- Why would someone need a brain scan?
- Are brain scans covered by insurance?
- How much is a brain scan without insurance?
- How much does it cost to get a head scan?
- How much does an MRI brain scan cost?
- Which is better MRI or CT scan for brain?
- Can I ask my doctor for a brain scan?
- How can I get a cheap MRI?
- When should you get a brain scan?
- How long does a brain scan take?
- Why would a doctor order an MRI of the brain?
- How long does brain MRI results take?
Why would someone need a brain scan?
Brain scans produce detailed images of the brain.
They can be used to help doctors detect and diagnose conditions, such as tumours, causes of a stroke or vascular dementia..
Are brain scans covered by insurance?
How Much Does a Brain MRI Cost? … The MRI, when deemed medically necessary, is typically covered by health insurance plans. If deductibles are met, typical out-of-pocket costs for insured patients consist of a copay for the doctor’s visit and possibly a copay for the MRI.
How much is a brain scan without insurance?
In general, you can expect to see CT scan costs that range from $270 on the very low end to nearly $5,000 on the high end. The cost varies depends on the facility, your location, and factors such as whether you pay in cash or bill your insurance provider.
How much does it cost to get a head scan?
The cost of a CT scan or MRI ranges from about $500 to more than $1,000. This depends on the test and where it’s done. Costs of a scan may be higher if the results are unclear and your doctor orders more tests or treatment.
How much does an MRI brain scan cost?
An MRI (Magnetic Resonance Imaging) scan of the brain is a painless, noninvasive test that uses a magnetic field to produce detailed images of your brain and brain stem. A brain MRI costs anywhere between $250-$12,000 depending on the scan type and the clinic location.
Which is better MRI or CT scan for brain?
Spine – MRI is best at imaging the spinal cord and nerves. Brain – CT is used when speed is important, as in trauma and stroke. MRI is best when the images need to be very detailed, looking for cancer, causes of dementia or neurological diseases, or looking at places where bone might interfere.
Can I ask my doctor for a brain scan?
Doctors also often request MRIs if there is a concern about brain development or structure, and when patients have experienced seizures. There may be other valid reasons to have an MRI too, so talk to your doctor about any concerns and symptoms you are experiencing.
How can I get a cheap MRI?
How to Find an Affordable MRI Imaging CenterAvoid the Emergency Room. If possible, do not get your MRI in an emergency room. … Go to a Freestanding Imaging Clinic. Ideally, to keep the cost of your MRI as low as possible, you should head to a freestanding clinic. … Compare Different Insurance Policies. If possible, you may want to compare different insurance policies.
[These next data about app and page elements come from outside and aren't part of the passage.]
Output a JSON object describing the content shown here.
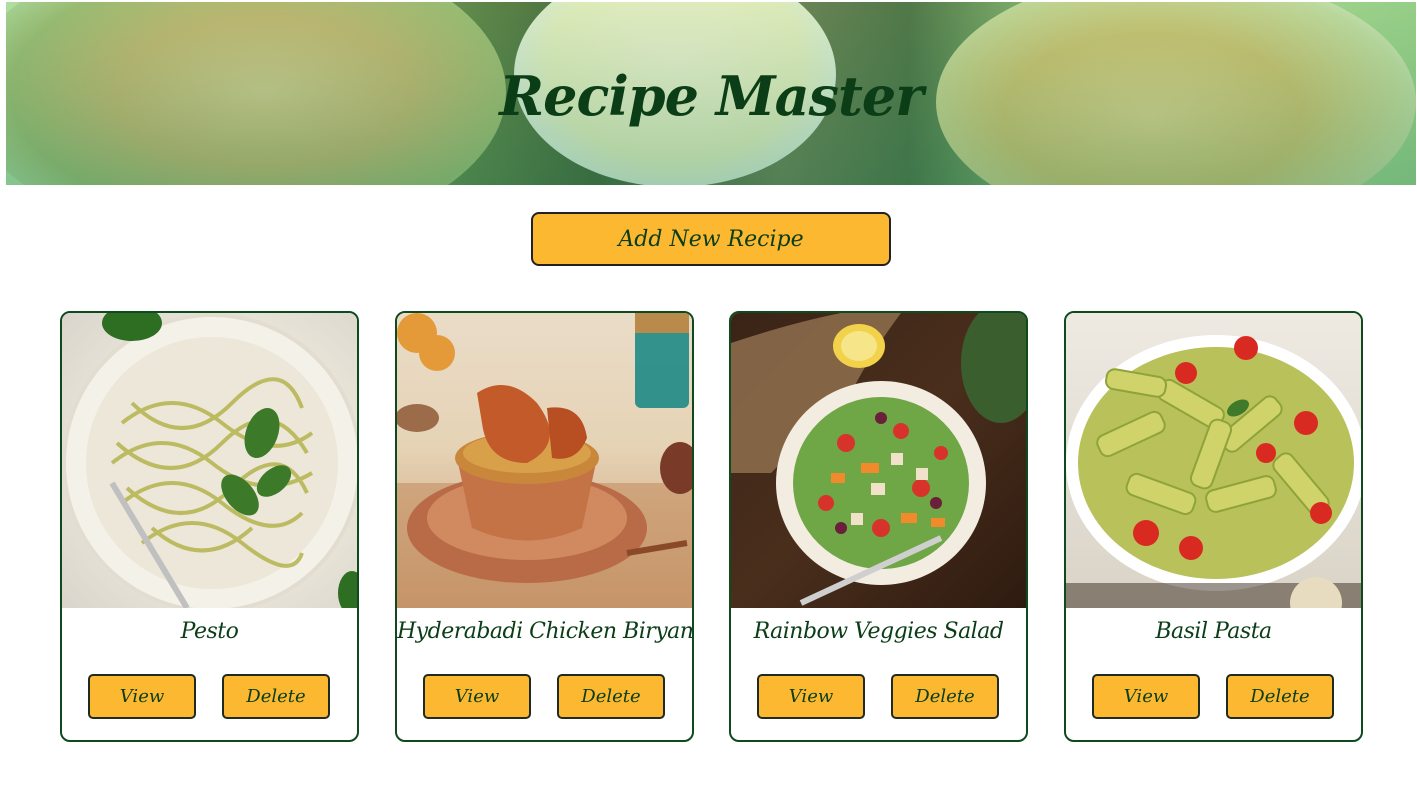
{
  "header": {
    "title": "Recipe Master"
  },
  "actions": {
    "add_label": "Add New Recipe"
  },
  "recipes": [
    {
      "name": "Pesto",
      "view_label": "View",
      "delete_label": "Delete"
    },
    {
      "name": "Hyderabadi Chicken Biryani",
      "view_label": "View",
      "delete_label": "Delete"
    },
    {
      "name": "Rainbow Veggies Salad",
      "view_label": "View",
      "delete_label": "Delete"
    },
    {
      "name": "Basil Pasta",
      "view_label": "View",
      "delete_label": "Delete"
    }
  ],
  "colors": {
    "accent": "#fcb830",
    "text": "#0b3d17",
    "border": "#0e4a1d"
  }
}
When should you get a brain scan?
A CT scan is usually the best first test to use if the doctor thinks you have a skull fracture or bleeding in the brain. Your doctor should look for symptoms and ask about the accident. Possible symptoms of skull fracture and bleeding: Weakness on one side of your face or body.
How long does a brain scan take?
The test normally takes 30 to 60 minutes. You may receive a contrast solution, usually gadolinium, through an IV to allow the MRI machine to see certain parts of your brain more easily, particularly your blood vessels. The MRI scanner will make loud banging noises during the procedure.
Why would a doctor order an MRI of the brain?
MRI can detect a variety of conditions of the brain such as cysts, tumors, bleeding, swelling, developmental and structural abnormalities, infections, inflammatory conditions, or problems with the blood vessels. It can determine if a shunt is working and detect damage to the brain caused by an injury or a stroke.
How long does brain MRI results take?
The radiologist will send a report to the doctor who arranged the scan, who will discuss the results with you. It usually takes a week or two for the results of an MRI scan to come through, unless they’re needed urgently.